A depiction of the quadrants of a student's life showed desired future states of being, accomplishments, relationships and events.  These began to be noticed in her physical reality in the months following their detailed envisioning in the large painting/collage in progress, above.

Grounding in the land by connecting to the voices of nature and spirit is essential to this work.
Here natural elements are assembled symbolically to acknowledge, celebrate and create into physical reality.  These outdoor mandalas, or sand paintings, are places for interaction with and intervention by spirit.

Despachos, or gifts of prayer and gratitude to spirit are created to maintain balance and observe reciprocity, or ayni, by giving in proportion to that which is received.  In this case prayers and intentions are offered for the birth of a baby.  
 Here prayers for a safe journey are offered in a despacho.

An outdoor mandala commemorates the physical death and facilitates the transition of a married couple.
A ceremony to create and maintain energetic ties, or ceke lines, between two lovers separated by geographic distance.

A mandala to acknowledge the death and great continuing spiritual presence of a beloved teacher.

In places of spiritual power desired outcomes are often brought into being with great speed, clarity and force. 

Here the setting is the Peruvian sacred mountain, or Apu, Wakaywilka. 

PLEIN AIR EXHIBITION: Historic Gardens of Salem, July 11 & 12, 2009

It was fun last weekend to be part of the tour of private gardens in Salem's McIntire Historic District.  The weather was (finally) lovely, and members of the local Garden Club served as guides and hostesses to the event.  (At left one Garden Club member posed with my card at the entrance to an historic garden.)

Visual artists and musicians were invited to add to the festivity of the weekend by stationing themselves decoratively within the gardens.  This was wonderful for me because it meant painting for the first four hours to magical flute music.

Painting "en plein air" of course means outside, but sounds a lot better in French.  So when you paint outside, don't worry about bugs, sun, wind, peeing in the woods, and other annoyances.  There's a certain reverse cache in pretending you do not have a studio, and work only spontaneously and with great speed and joy as gods and muses lead you.   Actually, making art can always be like this, if only we remember...

On Saturday I was in the garden at 37 Chestnut Street, sometimes called the most beautiful street in America.  It is a treasure of Federal Period architecture, particularly that of Samuel McIntire, who I'm honored to say is an ancestor, though I show no architectural promise at all.

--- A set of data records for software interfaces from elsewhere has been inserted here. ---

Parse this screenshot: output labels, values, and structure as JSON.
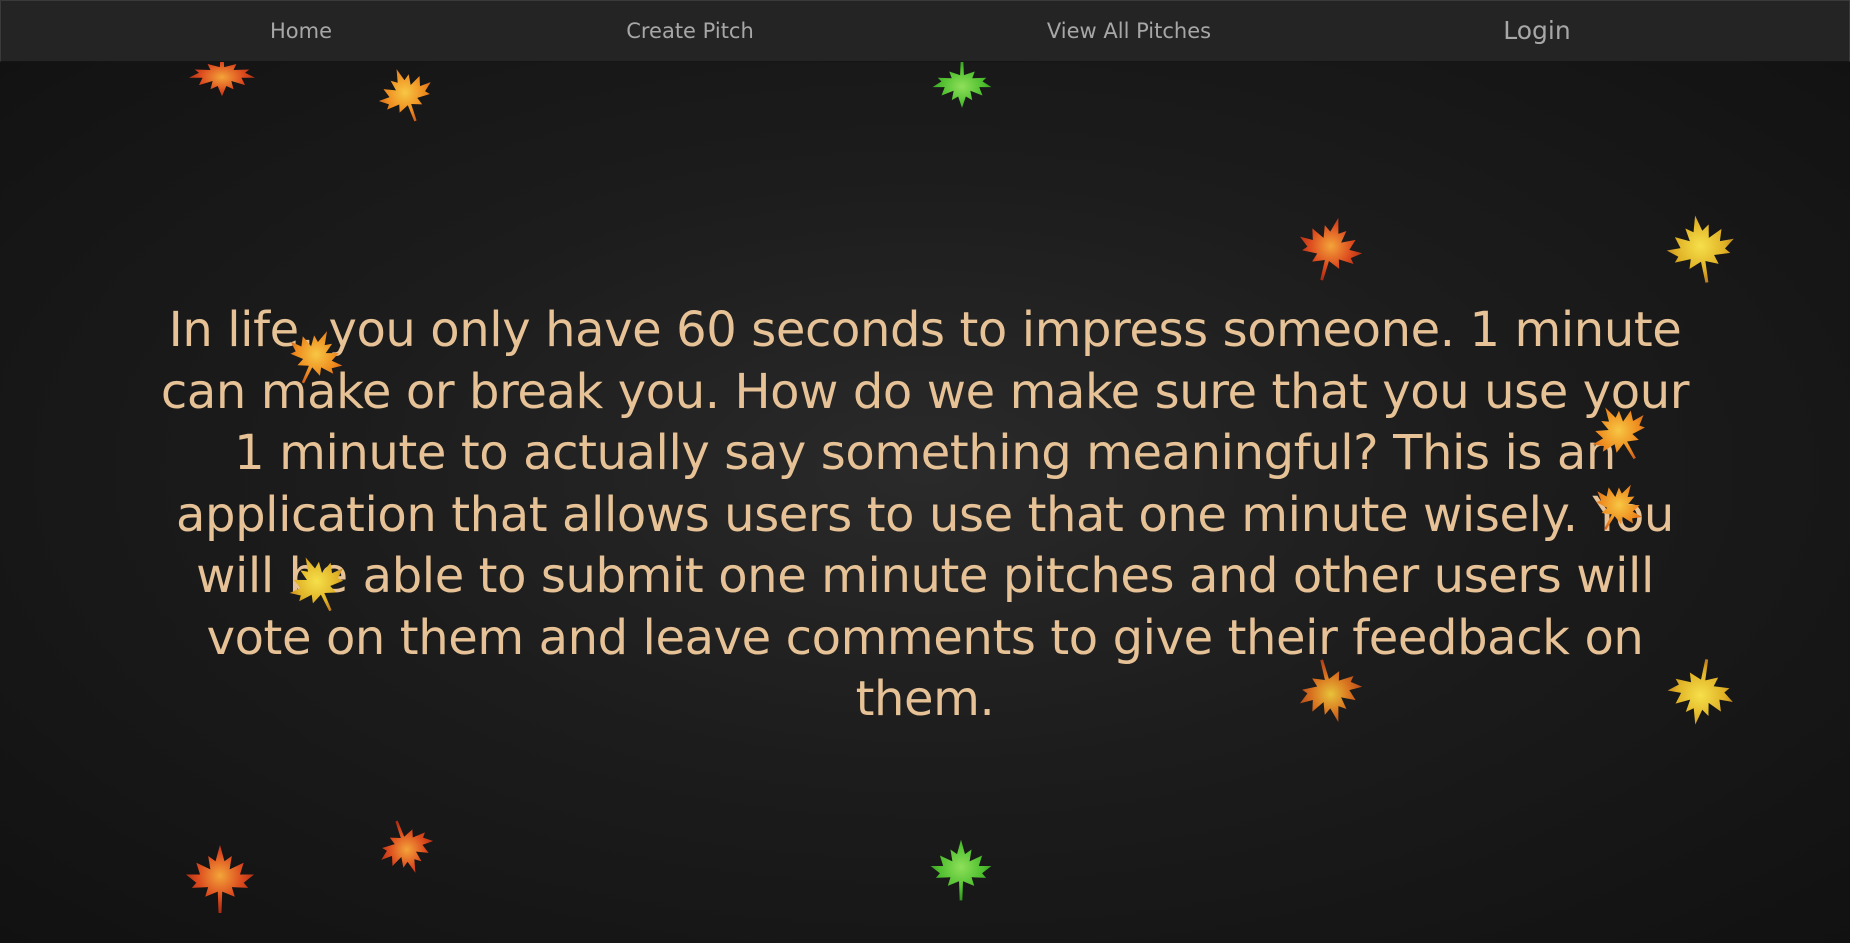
{
  "nav": {
    "home": "Home",
    "create_pitch": "Create Pitch",
    "view_all_pitches": "View All Pitches",
    "login": "Login"
  },
  "intro": {
    "text": "In life, you only have 60 seconds to impress someone. 1 minute can make or break you. How do we make sure that you use your 1 minute to actually say something meaningful? This is an application that allows users to use that one minute wisely. You will be able to submit one minute pitches and other users will vote on them and leave comments to give their feedback on them."
  },
  "colors": {
    "background": "#1c1c1c",
    "navbar": "#242424",
    "nav_text": "#a7a7a7",
    "intro_text": "#e6c296",
    "leaf_red": "#d8431c",
    "leaf_orange": "#ec8a1e",
    "leaf_yellow": "#e2b526",
    "leaf_green": "#4fbf2f"
  },
  "decorations": {
    "leaf_icons": [
      "maple-leaf-icon"
    ]
  }
}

I found a shady spot at the end of the garden with an Italianate urn of geraniums and settled in for a few hours.  Sadly, my speed in painting also pales in comparison to that of grandmother Anita, many of whose watercolors bear notes about the scene painted and the circumstances, along with her signature and, often, "15-min. sketch."  Her 15-min. sketches are just as realized as my 2 or 3 hour ones!  Think the lesson of the day may be not to compare oneself to ancestors...
Looking back toward the main house at 37 Chestnut.
A three-hundred-year-old apple tree next door... 
Sunday afternoon I moved to number 3 Hamilton Street to paint in the gardens of a Colonial Revival house, built apparently in 1927, although one would never guess it wasn't 200 years old.  The exquisite gardens around this house are largely perennial, with details like seashell paths and walls covered in clematis.  
I tried again to find a shady spot, and settled on a sweet, ivy-lined brick pathway toward the back of the house.  The sun came and went under gigantic clouds but I was able to catch some of the shadows of ferns on the brick.  
The finished painting sold - a gratifying end to my summer garden tour experience.